Food for dogs,
Dallas police Detective Dan Lesher kicked in the trailer door the night the search warrant was served.
Over the next several hours, officers from at least three police agencies moved through the home with video and still cameras, looking for evidence.
It smelled like a filthy litter box and looked like a homeless camp: piles of dishes with rotting food; mounds of moldy clothes; toys and stuffed animals strewn everywhere.
The detectives took note of cabinets packed with graham crackers, macaroni and cheese, bags of bread and tubs of coffee.
The refrigerator was stocked with bottles of Coors Light and a few cartons of eggs. In the freezer, a chicken and a ham sat on a shelf next to two packages of microwaveable enchiladas.
“There was a lot of food in the refrigerator and fast-food boxes everywhere, so people were eating and Barbara sure wasn’t missing many meals,” Owens said. “But what got me was there was food down for the dogs, and dog vitamins. They were treating the dogs better than Lauren.”
The officers discovered a box of sex toys, but no direct evidence of sexual abuse or drugs. They seized a wooden paddle and a book, 101 Activities for Kids in Tight Spaces.
Eventually, officers made their way to the master bedroom closet.
“I remember two things about that closet: the smell and the first step,” said Lesher, who is now retired. “It was carpeted and urine just squished up around my shoes. There wasn’t a dry place I could find that wasn’t soaked with body fluids, and there was feces smeared everywhere.”
Lesher was called in to supervise the collection of evidence because he’d worked some of the city’s most vile crime scenes.
“I’d been in trailers worse than that in my career, but I’d never been in a cage like that before,” he said. “And that’s what it was. It was a cage, not a closet.”
Lesher made two critical decisions that night.

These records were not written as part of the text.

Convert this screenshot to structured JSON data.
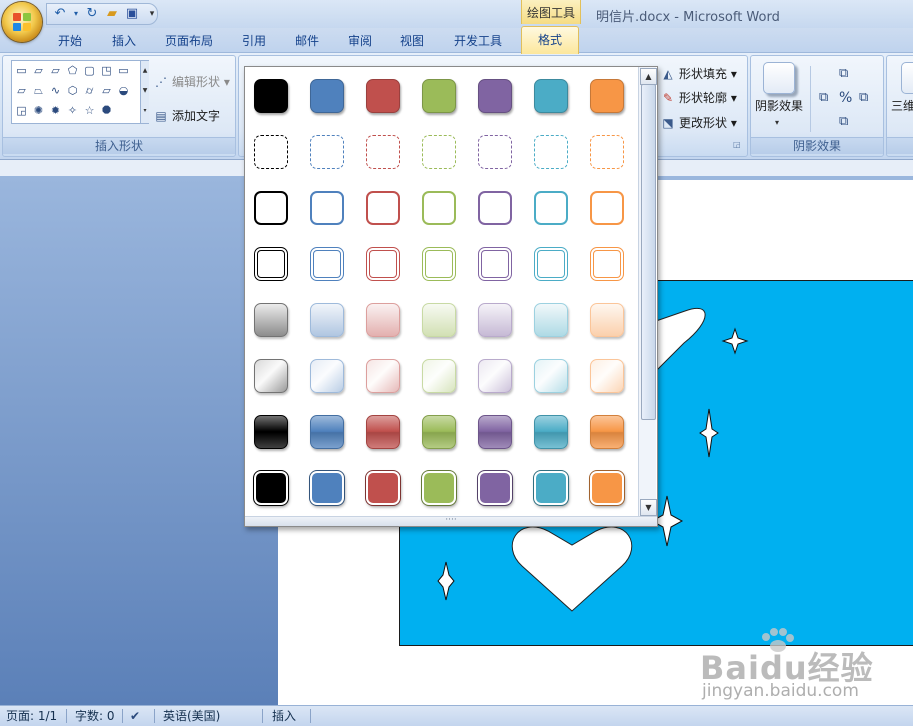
{
  "window": {
    "title": "明信片.docx - Microsoft Word",
    "context_tab_group": "绘图工具"
  },
  "tabs": [
    "开始",
    "插入",
    "页面布局",
    "引用",
    "邮件",
    "审阅",
    "视图",
    "开发工具"
  ],
  "active_tab": "格式",
  "ribbon": {
    "insert_shapes": {
      "label": "插入形状",
      "edit_shape": "编辑形状",
      "add_text": "添加文字"
    },
    "shape_styles": {
      "fill": "形状填充",
      "outline": "形状轮廓",
      "change": "更改形状"
    },
    "shadow_effects": {
      "label": "阴影效果",
      "button": "阴影效果"
    },
    "three_d": {
      "button": "三维"
    }
  },
  "style_gallery": {
    "colors": [
      "#000000",
      "#4f81bd",
      "#c0504d",
      "#9bbb59",
      "#8064a2",
      "#4bacc6",
      "#f79646"
    ],
    "rows": [
      "solid",
      "dashed",
      "outline",
      "double-outline",
      "light-gradient",
      "pale-gradient",
      "gloss",
      "bordered-solid"
    ]
  },
  "statusbar": {
    "page": "页面: 1/1",
    "words": "字数: 0",
    "language": "英语(美国)",
    "mode": "插入"
  },
  "watermark": {
    "logo": "Baidu经验",
    "url": "jingyan.baidu.com"
  }
}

One, he instructed deputies to collect the closet door as evidence — there were scratch marks on the door handle, possibly from Lauren biting and clawing to escape. And two, he asked them to roll up the foul carpet and bag it for use during trial.
“Nobody was thrilled about that, but everybody understood it was a necessary evil,” Lesher said. “The jury needed a vision of what this girl was subjected to.”